He has monitored the resulting team activity and provided useful feedback.
And yet, the outcome was less than what he expected. What went wrong?
It’s one of those situations that can drive leaders crazy. I know, because it’s happened to me.
There’s a missing element here, and it’s about a question that needs to be answered – even before anybody asks.
Look again at my example above. The supervisor had answered four questions for his team – “What?”, “When?“, “How?”, and “Who?”
What was missing was the answer to “Why?”
Put another way, it’s placing the desired result in the proper context for each team member, as well as explaining the importance of each person’s role in achieving that result.
In my experience I have found that it is well worth your time to sit down with your team and get those “Why” answers on the table, and make sure they are understood. You cannot assume that they know these answers – even if they don’t ask the questions.
Granted, this can be a time consuming exercise, especially when there are tight deadlines.

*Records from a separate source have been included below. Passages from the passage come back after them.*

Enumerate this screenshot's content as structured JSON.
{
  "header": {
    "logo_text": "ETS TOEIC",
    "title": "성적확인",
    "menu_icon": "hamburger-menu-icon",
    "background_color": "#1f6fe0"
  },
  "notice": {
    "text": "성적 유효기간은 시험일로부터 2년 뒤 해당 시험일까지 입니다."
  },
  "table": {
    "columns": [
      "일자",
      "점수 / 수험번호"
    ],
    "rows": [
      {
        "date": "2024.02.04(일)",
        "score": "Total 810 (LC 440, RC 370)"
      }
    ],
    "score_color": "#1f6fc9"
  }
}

There’s typically a strong temptation to just step on the accelerator and get the bus moving. But successful leaders must resist that temptation.
It’s really a matter of giving meaning to the work that each person does, which leads to happier, more motivated, and more productive teammates.
Here’s a specific example. A few years ago my company started tracking a customer service metric, based on specific customer feedback. When we first started we more or less just “put it out there”, explaining the mechanics of the metric, the way it was compiled and scored, and setting a company goal.
The metric performed reasonably well, but hit a plateau short of the goal. We eventually determined that the way to push it past this barrier was to spend a lot more time with our customer facing staff explaining the “whys”; why this measurement was important to the success of the company, and why their specific actions could make a difference in moving the number higher. We had these sessions multiple times over the course of a year.
Since that time, and with these “why” answers more clearly understood, our scores eventually exceeded our goal, and they continue to rise to greater heights to this day. And our employee satisfaction scores have also gone up.
So remember, don’t forget the “why” – and keep your sanity.